[Your goal] Show all lines from the material that carry the word "high".

[Records supplied]
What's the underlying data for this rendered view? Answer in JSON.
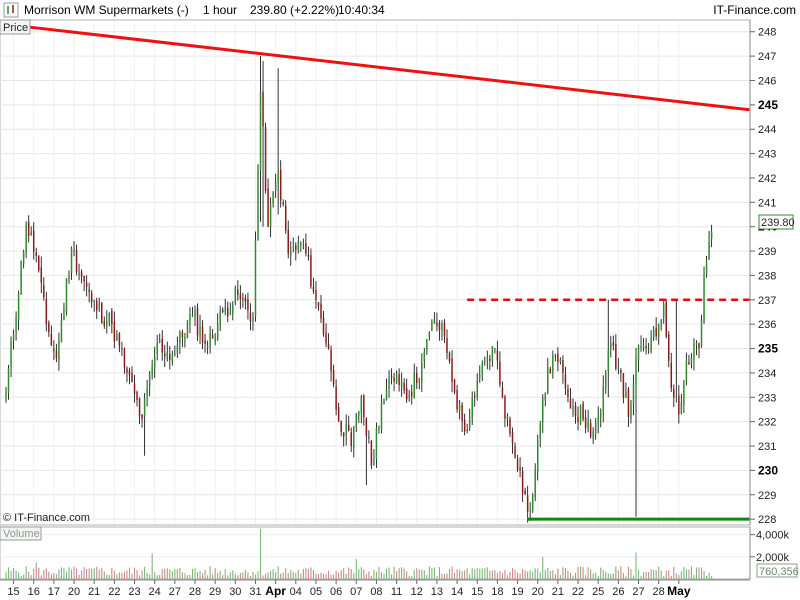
{
  "header": {
    "instrument": "Morrison WM Supermarkets (-)",
    "timeframe": "1 hour",
    "price_change": "239.80 (+2.22%)",
    "time": "10:40:34",
    "source": "IT-Finance.com"
  },
  "labels": {
    "price_panel": "Price",
    "volume_panel": "Volume",
    "copyright": "© IT-Finance.com",
    "last_price_tag": "239.80",
    "last_volume_tag": "760,356"
  },
  "colors": {
    "up_candle": "#2e8b2e",
    "down_candle": "#8b1a1a",
    "resistance_trend": "#ee1111",
    "support_line": "#118811",
    "grid": "#e6e6e6",
    "axis_bg": "#ffffff"
  },
  "chart_data": {
    "type": "candlestick",
    "title": "Morrison WM Supermarkets (-) 1 hour",
    "y_axis": {
      "range": [
        227.8,
        248.4
      ],
      "ticks": [
        228,
        229,
        230,
        231,
        232,
        233,
        234,
        235,
        236,
        237,
        238,
        239,
        240,
        241,
        242,
        243,
        244,
        245,
        246,
        247,
        248
      ],
      "bold_ticks": [
        230,
        235,
        240,
        245
      ]
    },
    "x_axis": {
      "labels": [
        {
          "label": "15",
          "bar": 3
        },
        {
          "label": "16",
          "bar": 11
        },
        {
          "label": "17",
          "bar": 19
        },
        {
          "label": "20",
          "bar": 27
        },
        {
          "label": "21",
          "bar": 35
        },
        {
          "label": "22",
          "bar": 43
        },
        {
          "label": "23",
          "bar": 51
        },
        {
          "label": "24",
          "bar": 59
        },
        {
          "label": "27",
          "bar": 67
        },
        {
          "label": "28",
          "bar": 75
        },
        {
          "label": "29",
          "bar": 83
        },
        {
          "label": "30",
          "bar": 91
        },
        {
          "label": "31",
          "bar": 99
        },
        {
          "label": "Apr",
          "bar": 107,
          "bold": true
        },
        {
          "label": "04",
          "bar": 115
        },
        {
          "label": "05",
          "bar": 123
        },
        {
          "label": "06",
          "bar": 131
        },
        {
          "label": "07",
          "bar": 139
        },
        {
          "label": "08",
          "bar": 147
        },
        {
          "label": "11",
          "bar": 155
        },
        {
          "label": "12",
          "bar": 163
        },
        {
          "label": "13",
          "bar": 171
        },
        {
          "label": "14",
          "bar": 179
        },
        {
          "label": "15",
          "bar": 187
        },
        {
          "label": "18",
          "bar": 195
        },
        {
          "label": "19",
          "bar": 203
        },
        {
          "label": "20",
          "bar": 211
        },
        {
          "label": "21",
          "bar": 219
        },
        {
          "label": "22",
          "bar": 227
        },
        {
          "label": "25",
          "bar": 235
        },
        {
          "label": "26",
          "bar": 243
        },
        {
          "label": "27",
          "bar": 251
        },
        {
          "label": "28",
          "bar": 259
        },
        {
          "label": "May",
          "bar": 267,
          "bold": true
        }
      ]
    },
    "volume_axis": {
      "range": [
        0,
        4600000
      ],
      "ticks": [
        {
          "label": "4,000k",
          "value": 4000000
        },
        {
          "label": "2,000k",
          "value": 2000000
        }
      ],
      "last": 760356
    },
    "key_points": [
      {
        "bar": 0,
        "close": 233.2
      },
      {
        "bar": 8,
        "close": 240.1
      },
      {
        "bar": 12,
        "close": 238.8
      },
      {
        "bar": 16,
        "close": 236.0
      },
      {
        "bar": 20,
        "close": 234.6
      },
      {
        "bar": 26,
        "close": 239.1
      },
      {
        "bar": 34,
        "close": 236.9
      },
      {
        "bar": 42,
        "close": 236.0
      },
      {
        "bar": 48,
        "close": 234.0
      },
      {
        "bar": 54,
        "close": 232.1
      },
      {
        "bar": 60,
        "close": 235.2
      },
      {
        "bar": 66,
        "close": 234.7
      },
      {
        "bar": 74,
        "close": 236.4
      },
      {
        "bar": 80,
        "close": 235.1
      },
      {
        "bar": 86,
        "close": 236.5
      },
      {
        "bar": 92,
        "close": 237.2
      },
      {
        "bar": 98,
        "close": 236.3
      },
      {
        "bar": 101,
        "close": 245.5
      },
      {
        "bar": 104,
        "close": 240.0
      },
      {
        "bar": 108,
        "close": 242.3
      },
      {
        "bar": 112,
        "close": 238.9
      },
      {
        "bar": 118,
        "close": 239.3
      },
      {
        "bar": 123,
        "close": 237.0
      },
      {
        "bar": 128,
        "close": 235.0
      },
      {
        "bar": 131,
        "close": 232.5
      },
      {
        "bar": 137,
        "close": 231.0
      },
      {
        "bar": 141,
        "close": 233.0
      },
      {
        "bar": 145,
        "close": 230.2
      },
      {
        "bar": 149,
        "close": 232.8
      },
      {
        "bar": 155,
        "close": 234.0
      },
      {
        "bar": 160,
        "close": 233.1
      },
      {
        "bar": 165,
        "close": 234.4
      },
      {
        "bar": 170,
        "close": 236.2
      },
      {
        "bar": 174,
        "close": 235.5
      },
      {
        "bar": 178,
        "close": 233.2
      },
      {
        "bar": 182,
        "close": 231.6
      },
      {
        "bar": 186,
        "close": 233.0
      },
      {
        "bar": 190,
        "close": 234.5
      },
      {
        "bar": 194,
        "close": 235.0
      },
      {
        "bar": 197,
        "close": 233.0
      },
      {
        "bar": 200,
        "close": 231.5
      },
      {
        "bar": 204,
        "close": 230.0
      },
      {
        "bar": 207,
        "close": 228.3
      },
      {
        "bar": 209,
        "close": 229.0
      },
      {
        "bar": 213,
        "close": 233.0
      },
      {
        "bar": 217,
        "close": 234.7
      },
      {
        "bar": 221,
        "close": 234.0
      },
      {
        "bar": 225,
        "close": 232.6
      },
      {
        "bar": 229,
        "close": 232.1
      },
      {
        "bar": 233,
        "close": 231.6
      },
      {
        "bar": 236,
        "close": 232.4
      },
      {
        "bar": 240,
        "close": 235.2
      },
      {
        "bar": 244,
        "close": 234.0
      },
      {
        "bar": 247,
        "close": 232.2
      },
      {
        "bar": 250,
        "close": 234.6
      },
      {
        "bar": 254,
        "close": 235.0
      },
      {
        "bar": 258,
        "close": 235.5
      },
      {
        "bar": 261,
        "close": 236.8
      },
      {
        "bar": 263,
        "close": 234.5
      },
      {
        "bar": 265,
        "close": 233.0
      },
      {
        "bar": 267,
        "close": 232.3
      },
      {
        "bar": 270,
        "close": 234.5
      },
      {
        "bar": 273,
        "close": 235.2
      },
      {
        "bar": 275,
        "close": 235.0
      },
      {
        "bar": 277,
        "close": 238.0
      },
      {
        "bar": 279,
        "close": 239.4
      },
      {
        "bar": 280,
        "close": 239.8
      }
    ],
    "spikes": [
      {
        "bar": 101,
        "high": 247.0,
        "low": 240.2
      },
      {
        "bar": 102,
        "high": 246.8,
        "low": 240.0
      },
      {
        "bar": 108,
        "high": 246.5,
        "low": 240.5
      },
      {
        "bar": 239,
        "high": 237.0,
        "low": 233.0
      },
      {
        "bar": 250,
        "high": 234.0,
        "low": 228.1
      },
      {
        "bar": 266,
        "high": 237.0,
        "low": 233.0
      },
      {
        "bar": 55,
        "high": 233.0,
        "low": 230.6
      },
      {
        "bar": 143,
        "high": 231.0,
        "low": 229.4
      }
    ],
    "overlays": [
      {
        "name": "resistance-trendline",
        "style": "solid",
        "color": "#ee1111",
        "x1_bar": 0,
        "y1": 248.3,
        "x2_bar": 295,
        "y2": 244.8
      },
      {
        "name": "neckline",
        "style": "dashed",
        "color": "#dd1111",
        "x1_bar": 183,
        "y1": 237.0,
        "x2_bar": 295,
        "y2": 237.0
      },
      {
        "name": "support-line",
        "style": "solid",
        "color": "#118811",
        "x1_bar": 207,
        "y1": 228.0,
        "x2_bar": 295,
        "y2": 228.0
      }
    ],
    "last_price": 239.8
  }
}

[Solution for this exercise]
        "high": 247.0,
        "high": 246.8,
        "high": 246.5,
        "high": 237.0,
        "high": 234.0,
        "high": 237.0,
        "high": 233.0,
        "high": 231.0,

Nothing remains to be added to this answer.